If you never listened to good, tragic, existential poems/lyrics of tango, then you can't know how close to that art this poem is. As Milton have seen, and Proust, and Borges, and all the high art, there's no other kind of paradise than the paradise lost... and the sky, in tango music is a symbol of our collective future.
On a certain day in the blue-moon month of September
Beneath a young plum tree, quietly
I held her there, my quiet, pale beloved
In my arms just like a graceful dream.
And over us in the beautiful summer sky
There was a cloud on which my gaze rested
It was very white and so immensely high
And when I looked up, it had disappeared.
Since that day many, many months
Have quietly floated down and past.
No doubt the plum trees were chopped down
And you ask me: what's happened to my love?
So I answer you: I can't remember.
And still, of course, I know what you mean
But I honestly can't recollect her face
I just know: there was a time I kissed it.
And that kiss too I would have long forgotten
Had not the cloud been present there
That I still know and always will remember
It was so white and came from on high.
Perhaps those plum trees still bloom
And that woman now may have had her seventh child
But that cloud blossomed just a few minutes

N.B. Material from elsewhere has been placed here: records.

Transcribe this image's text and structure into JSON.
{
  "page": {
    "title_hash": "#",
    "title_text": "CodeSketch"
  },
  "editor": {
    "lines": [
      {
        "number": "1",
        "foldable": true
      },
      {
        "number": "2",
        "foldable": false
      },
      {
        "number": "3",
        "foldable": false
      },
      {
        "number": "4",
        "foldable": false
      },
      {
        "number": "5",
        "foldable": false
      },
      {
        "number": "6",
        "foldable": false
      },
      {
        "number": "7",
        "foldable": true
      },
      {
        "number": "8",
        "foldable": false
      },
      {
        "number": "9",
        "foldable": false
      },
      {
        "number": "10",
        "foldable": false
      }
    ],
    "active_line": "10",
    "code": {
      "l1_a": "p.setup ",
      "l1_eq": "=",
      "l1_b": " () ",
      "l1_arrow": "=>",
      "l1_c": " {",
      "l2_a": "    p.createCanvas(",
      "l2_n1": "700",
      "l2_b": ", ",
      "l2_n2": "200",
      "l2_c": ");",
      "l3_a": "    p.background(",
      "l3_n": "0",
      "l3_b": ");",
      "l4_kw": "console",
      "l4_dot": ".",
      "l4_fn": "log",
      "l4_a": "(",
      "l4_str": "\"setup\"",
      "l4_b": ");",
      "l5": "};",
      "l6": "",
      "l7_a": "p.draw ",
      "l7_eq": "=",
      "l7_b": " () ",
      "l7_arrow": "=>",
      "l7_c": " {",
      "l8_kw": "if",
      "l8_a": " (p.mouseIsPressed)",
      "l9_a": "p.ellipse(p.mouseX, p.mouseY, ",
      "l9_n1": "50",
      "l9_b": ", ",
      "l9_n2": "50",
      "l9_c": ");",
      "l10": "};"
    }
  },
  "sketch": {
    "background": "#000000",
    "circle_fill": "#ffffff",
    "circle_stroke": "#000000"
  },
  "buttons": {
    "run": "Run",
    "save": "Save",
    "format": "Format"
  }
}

And when I looked up, it had disappeared in the wind.
Bertolt Brecht, "Remembrances of Marie A.", on Manual of Piety.